◆ **Problem details**
Give the number of lines in the data that hold the string "Create". Nothing else is needed.
Dataset excerpts: Begin
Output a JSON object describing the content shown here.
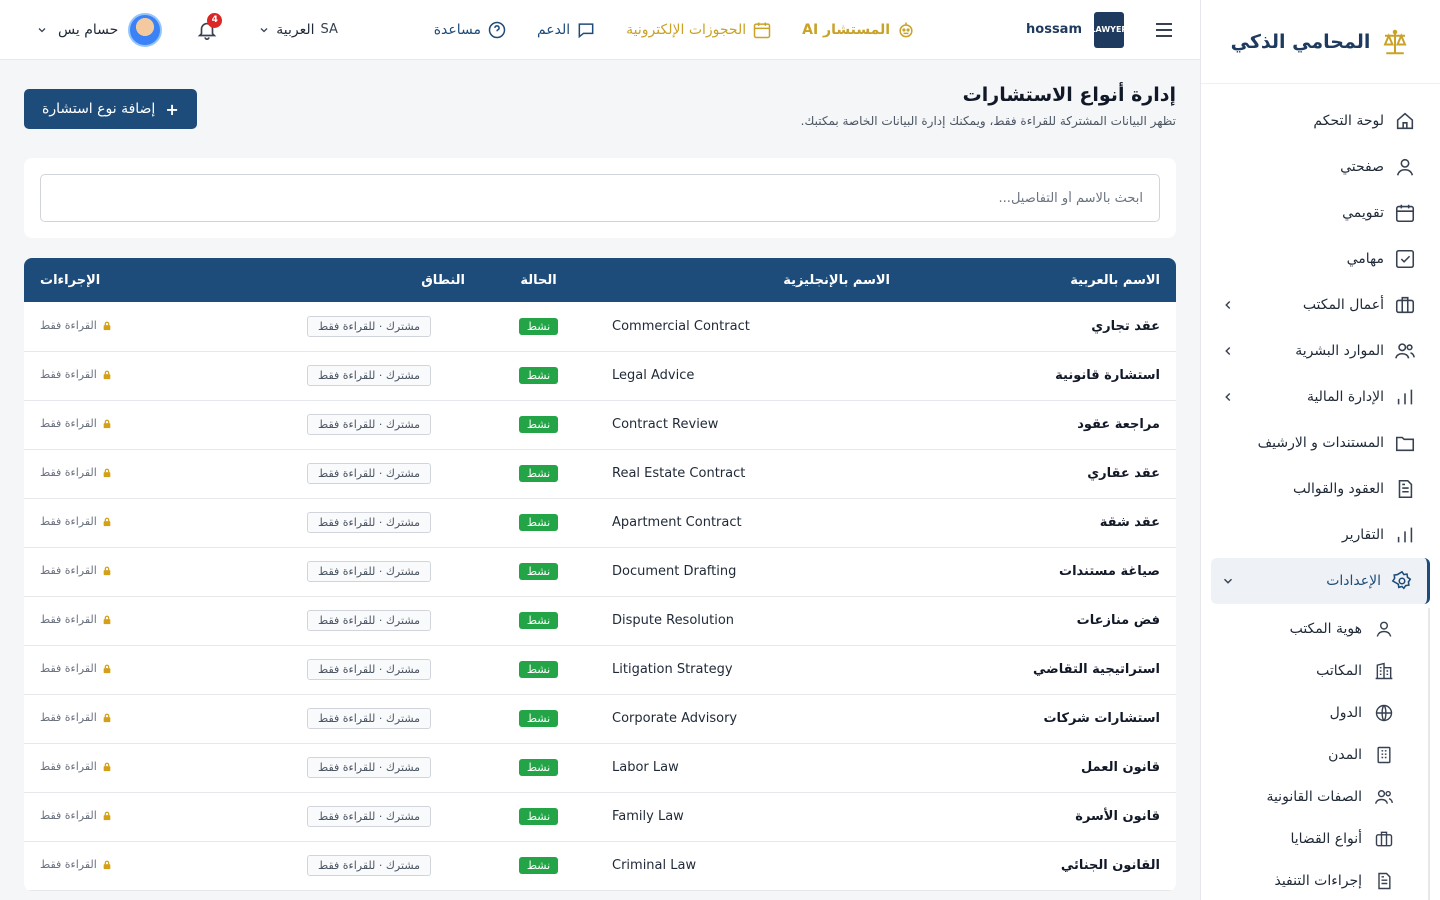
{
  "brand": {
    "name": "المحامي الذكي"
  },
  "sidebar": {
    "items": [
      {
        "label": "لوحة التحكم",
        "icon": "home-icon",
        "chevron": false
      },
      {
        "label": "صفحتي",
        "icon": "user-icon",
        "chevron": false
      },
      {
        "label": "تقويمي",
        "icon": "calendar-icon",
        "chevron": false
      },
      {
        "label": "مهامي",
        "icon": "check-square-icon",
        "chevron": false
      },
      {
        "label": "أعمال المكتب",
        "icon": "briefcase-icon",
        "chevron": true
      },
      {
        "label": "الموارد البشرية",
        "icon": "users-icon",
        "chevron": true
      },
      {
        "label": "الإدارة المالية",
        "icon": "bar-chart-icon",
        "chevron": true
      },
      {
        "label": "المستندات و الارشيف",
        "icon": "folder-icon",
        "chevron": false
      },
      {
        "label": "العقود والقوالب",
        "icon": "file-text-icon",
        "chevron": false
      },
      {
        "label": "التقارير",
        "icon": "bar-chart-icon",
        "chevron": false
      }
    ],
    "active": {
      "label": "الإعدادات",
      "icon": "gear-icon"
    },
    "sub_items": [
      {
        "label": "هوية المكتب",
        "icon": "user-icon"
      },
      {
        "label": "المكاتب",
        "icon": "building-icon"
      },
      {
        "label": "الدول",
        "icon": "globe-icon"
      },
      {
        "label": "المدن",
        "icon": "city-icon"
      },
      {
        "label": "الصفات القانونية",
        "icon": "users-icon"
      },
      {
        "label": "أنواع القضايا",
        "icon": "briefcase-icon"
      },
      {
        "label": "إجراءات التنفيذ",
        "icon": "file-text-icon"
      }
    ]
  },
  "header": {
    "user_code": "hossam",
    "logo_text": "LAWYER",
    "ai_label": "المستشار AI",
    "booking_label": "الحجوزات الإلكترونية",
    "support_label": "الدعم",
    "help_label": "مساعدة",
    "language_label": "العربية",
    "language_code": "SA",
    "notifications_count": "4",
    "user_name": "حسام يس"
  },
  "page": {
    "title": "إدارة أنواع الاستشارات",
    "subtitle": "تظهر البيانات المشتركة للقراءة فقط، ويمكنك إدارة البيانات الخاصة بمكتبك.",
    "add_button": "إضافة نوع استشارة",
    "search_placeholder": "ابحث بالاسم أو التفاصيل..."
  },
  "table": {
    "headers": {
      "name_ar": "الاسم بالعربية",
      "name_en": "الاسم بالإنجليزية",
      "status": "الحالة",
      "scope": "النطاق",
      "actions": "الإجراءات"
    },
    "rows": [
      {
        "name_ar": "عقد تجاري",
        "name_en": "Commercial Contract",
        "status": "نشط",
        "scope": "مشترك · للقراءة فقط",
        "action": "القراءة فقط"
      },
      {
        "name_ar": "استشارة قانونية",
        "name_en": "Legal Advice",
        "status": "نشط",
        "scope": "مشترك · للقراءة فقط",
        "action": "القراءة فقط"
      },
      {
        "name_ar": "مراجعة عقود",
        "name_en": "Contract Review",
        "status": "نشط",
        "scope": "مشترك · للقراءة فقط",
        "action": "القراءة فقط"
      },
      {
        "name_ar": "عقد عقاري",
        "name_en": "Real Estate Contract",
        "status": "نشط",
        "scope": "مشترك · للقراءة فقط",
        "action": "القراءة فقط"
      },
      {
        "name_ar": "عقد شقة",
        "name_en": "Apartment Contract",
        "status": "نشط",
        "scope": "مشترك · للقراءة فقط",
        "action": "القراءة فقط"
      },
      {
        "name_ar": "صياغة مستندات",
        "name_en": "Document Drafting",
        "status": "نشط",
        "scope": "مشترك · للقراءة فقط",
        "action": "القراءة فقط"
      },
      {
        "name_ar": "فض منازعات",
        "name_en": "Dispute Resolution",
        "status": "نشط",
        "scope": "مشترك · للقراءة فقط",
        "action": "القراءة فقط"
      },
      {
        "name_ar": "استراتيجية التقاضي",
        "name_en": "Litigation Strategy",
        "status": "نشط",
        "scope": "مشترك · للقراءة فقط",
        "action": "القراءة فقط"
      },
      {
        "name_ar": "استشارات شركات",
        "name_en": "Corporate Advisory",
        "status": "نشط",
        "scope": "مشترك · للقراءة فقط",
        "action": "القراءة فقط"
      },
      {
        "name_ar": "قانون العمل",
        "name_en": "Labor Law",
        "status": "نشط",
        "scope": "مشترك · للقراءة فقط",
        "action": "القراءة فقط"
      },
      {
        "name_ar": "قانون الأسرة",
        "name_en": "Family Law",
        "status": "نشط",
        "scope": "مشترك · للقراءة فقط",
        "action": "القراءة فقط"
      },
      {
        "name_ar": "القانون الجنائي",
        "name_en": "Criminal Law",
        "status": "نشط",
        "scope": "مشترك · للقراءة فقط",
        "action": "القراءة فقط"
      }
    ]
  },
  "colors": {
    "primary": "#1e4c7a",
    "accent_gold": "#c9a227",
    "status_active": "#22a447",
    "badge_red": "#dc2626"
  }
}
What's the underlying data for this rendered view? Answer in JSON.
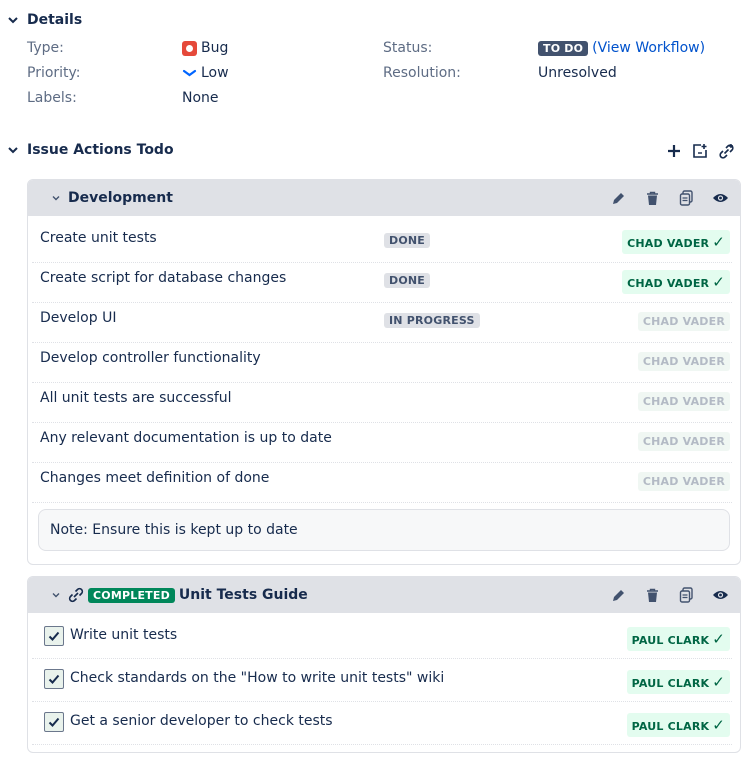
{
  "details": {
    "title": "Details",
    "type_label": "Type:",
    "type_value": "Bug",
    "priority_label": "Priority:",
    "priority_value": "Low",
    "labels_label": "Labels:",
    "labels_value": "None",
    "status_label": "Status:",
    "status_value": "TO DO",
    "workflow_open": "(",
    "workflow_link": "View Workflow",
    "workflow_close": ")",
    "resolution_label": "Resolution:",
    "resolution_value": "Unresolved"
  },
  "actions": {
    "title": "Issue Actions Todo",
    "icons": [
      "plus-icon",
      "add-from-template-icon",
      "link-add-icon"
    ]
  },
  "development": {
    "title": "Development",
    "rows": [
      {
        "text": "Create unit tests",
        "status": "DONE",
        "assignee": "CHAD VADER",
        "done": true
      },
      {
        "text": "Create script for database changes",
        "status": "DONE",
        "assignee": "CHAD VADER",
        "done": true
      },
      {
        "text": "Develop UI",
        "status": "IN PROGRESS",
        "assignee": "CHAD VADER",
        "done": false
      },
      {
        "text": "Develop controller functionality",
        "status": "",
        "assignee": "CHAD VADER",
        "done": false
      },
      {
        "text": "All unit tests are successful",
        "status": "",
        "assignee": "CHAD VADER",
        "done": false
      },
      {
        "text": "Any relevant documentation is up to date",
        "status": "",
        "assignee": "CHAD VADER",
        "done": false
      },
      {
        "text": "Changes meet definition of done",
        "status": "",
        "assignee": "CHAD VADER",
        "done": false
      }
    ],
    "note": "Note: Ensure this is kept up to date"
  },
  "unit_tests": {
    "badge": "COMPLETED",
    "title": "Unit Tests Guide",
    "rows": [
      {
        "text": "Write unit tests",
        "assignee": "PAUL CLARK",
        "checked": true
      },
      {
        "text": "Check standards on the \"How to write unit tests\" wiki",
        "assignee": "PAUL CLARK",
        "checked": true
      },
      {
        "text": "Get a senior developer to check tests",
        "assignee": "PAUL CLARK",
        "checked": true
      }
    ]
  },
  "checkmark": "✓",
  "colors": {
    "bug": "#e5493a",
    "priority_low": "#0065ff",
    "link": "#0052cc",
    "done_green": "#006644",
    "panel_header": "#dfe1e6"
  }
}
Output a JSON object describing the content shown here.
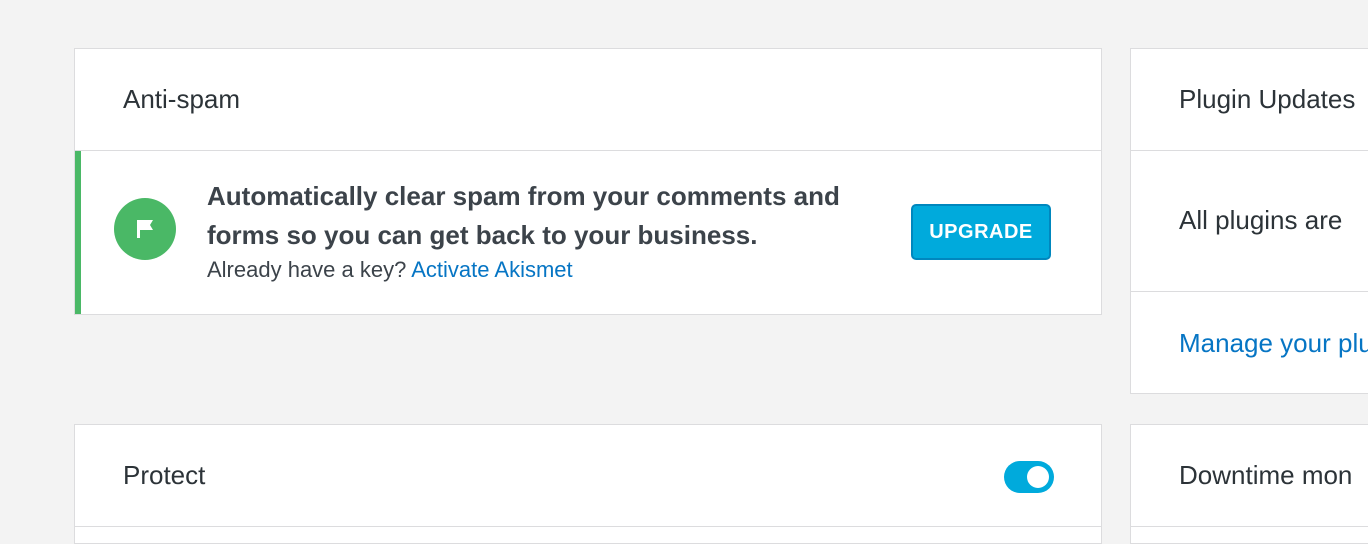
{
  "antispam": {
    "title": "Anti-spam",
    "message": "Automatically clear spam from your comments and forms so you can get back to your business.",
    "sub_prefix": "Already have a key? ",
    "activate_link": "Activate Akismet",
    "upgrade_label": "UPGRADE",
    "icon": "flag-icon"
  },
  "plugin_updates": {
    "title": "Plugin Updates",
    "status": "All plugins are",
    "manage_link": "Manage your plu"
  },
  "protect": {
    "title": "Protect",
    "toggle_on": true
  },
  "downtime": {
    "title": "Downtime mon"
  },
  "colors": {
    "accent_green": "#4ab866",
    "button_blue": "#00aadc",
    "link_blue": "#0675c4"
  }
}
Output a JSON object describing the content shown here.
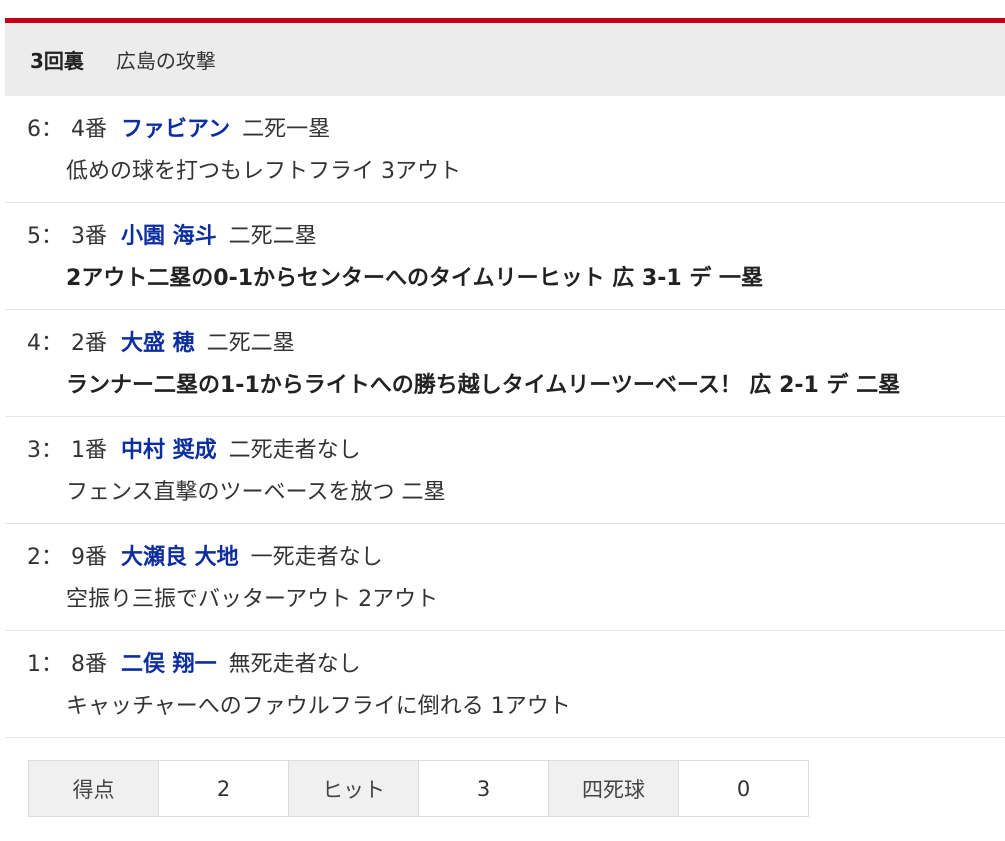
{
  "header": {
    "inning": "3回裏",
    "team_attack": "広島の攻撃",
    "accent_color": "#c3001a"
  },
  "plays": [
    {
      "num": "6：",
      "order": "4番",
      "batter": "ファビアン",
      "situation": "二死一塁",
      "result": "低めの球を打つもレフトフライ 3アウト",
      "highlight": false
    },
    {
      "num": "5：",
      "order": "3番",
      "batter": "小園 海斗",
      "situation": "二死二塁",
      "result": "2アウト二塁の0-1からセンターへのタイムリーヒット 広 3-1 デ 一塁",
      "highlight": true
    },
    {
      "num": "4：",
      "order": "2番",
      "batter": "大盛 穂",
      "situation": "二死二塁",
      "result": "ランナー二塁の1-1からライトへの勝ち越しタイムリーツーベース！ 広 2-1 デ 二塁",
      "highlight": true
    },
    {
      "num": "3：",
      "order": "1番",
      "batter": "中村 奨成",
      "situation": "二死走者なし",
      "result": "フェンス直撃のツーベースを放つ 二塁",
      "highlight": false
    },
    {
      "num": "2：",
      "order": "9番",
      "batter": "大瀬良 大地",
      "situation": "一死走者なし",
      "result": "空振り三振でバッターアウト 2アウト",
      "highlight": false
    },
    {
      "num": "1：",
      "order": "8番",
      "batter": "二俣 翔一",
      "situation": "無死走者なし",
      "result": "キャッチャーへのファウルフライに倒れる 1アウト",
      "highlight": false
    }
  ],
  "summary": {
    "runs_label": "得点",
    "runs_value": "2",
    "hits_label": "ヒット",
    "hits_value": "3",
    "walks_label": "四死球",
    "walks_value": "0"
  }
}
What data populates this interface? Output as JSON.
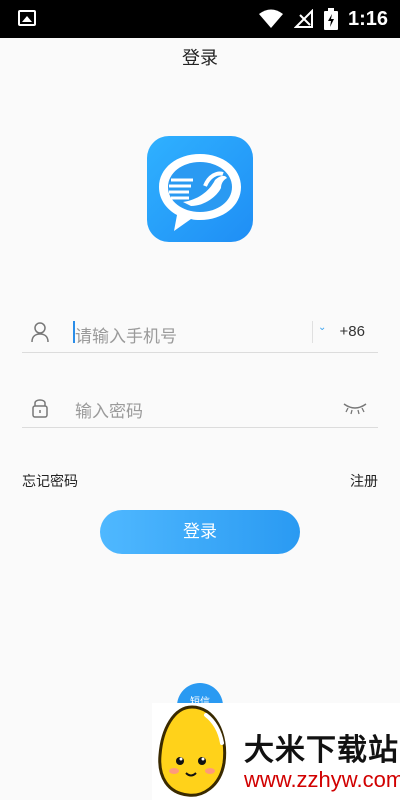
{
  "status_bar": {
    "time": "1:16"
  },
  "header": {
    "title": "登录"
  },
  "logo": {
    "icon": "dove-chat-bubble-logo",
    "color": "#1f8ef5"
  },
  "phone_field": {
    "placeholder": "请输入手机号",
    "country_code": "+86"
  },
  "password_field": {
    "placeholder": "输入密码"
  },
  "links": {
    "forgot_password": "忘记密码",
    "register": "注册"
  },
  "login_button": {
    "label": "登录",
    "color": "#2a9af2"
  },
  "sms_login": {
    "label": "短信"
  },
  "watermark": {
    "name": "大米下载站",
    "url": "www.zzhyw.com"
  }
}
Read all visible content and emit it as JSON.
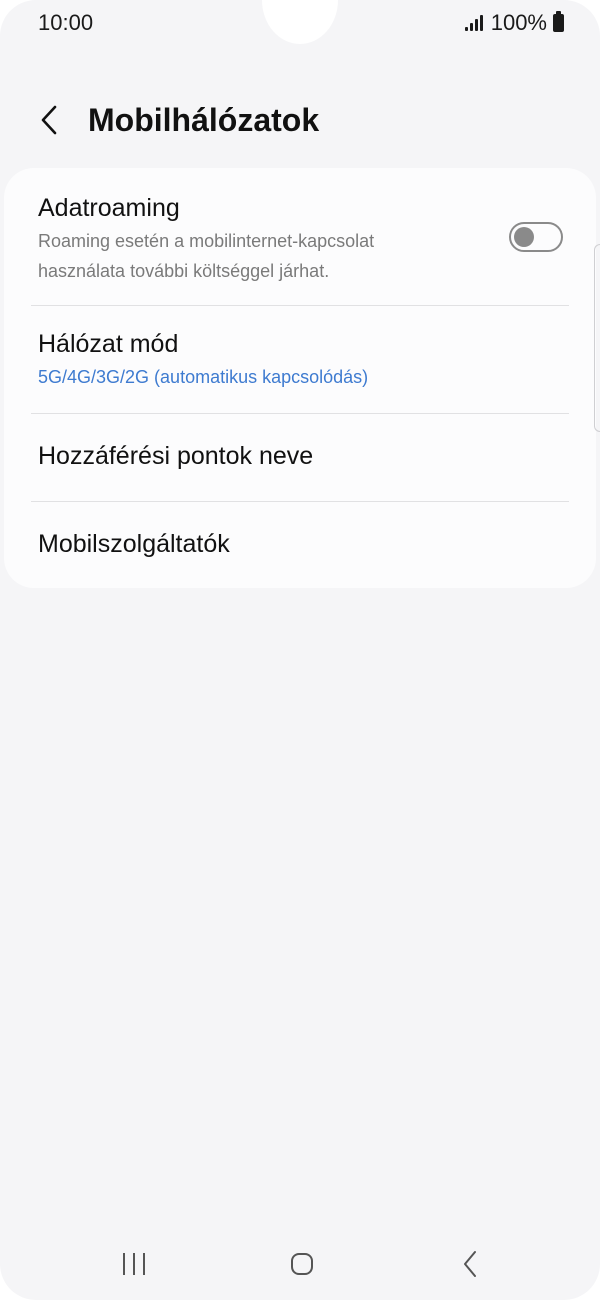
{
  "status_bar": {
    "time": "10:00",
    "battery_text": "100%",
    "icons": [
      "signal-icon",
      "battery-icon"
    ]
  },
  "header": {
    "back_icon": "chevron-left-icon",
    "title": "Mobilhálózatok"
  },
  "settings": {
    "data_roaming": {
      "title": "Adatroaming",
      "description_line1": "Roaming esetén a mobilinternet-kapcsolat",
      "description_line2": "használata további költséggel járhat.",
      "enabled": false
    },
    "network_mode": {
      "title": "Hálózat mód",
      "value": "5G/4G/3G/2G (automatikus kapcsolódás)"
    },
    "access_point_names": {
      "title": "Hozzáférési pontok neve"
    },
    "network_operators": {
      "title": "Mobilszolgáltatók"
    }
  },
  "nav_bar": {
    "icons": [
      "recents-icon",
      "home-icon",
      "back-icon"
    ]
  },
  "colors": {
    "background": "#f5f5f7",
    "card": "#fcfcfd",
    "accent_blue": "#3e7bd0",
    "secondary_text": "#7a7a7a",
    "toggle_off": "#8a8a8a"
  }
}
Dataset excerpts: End
◆ **Your solution**
2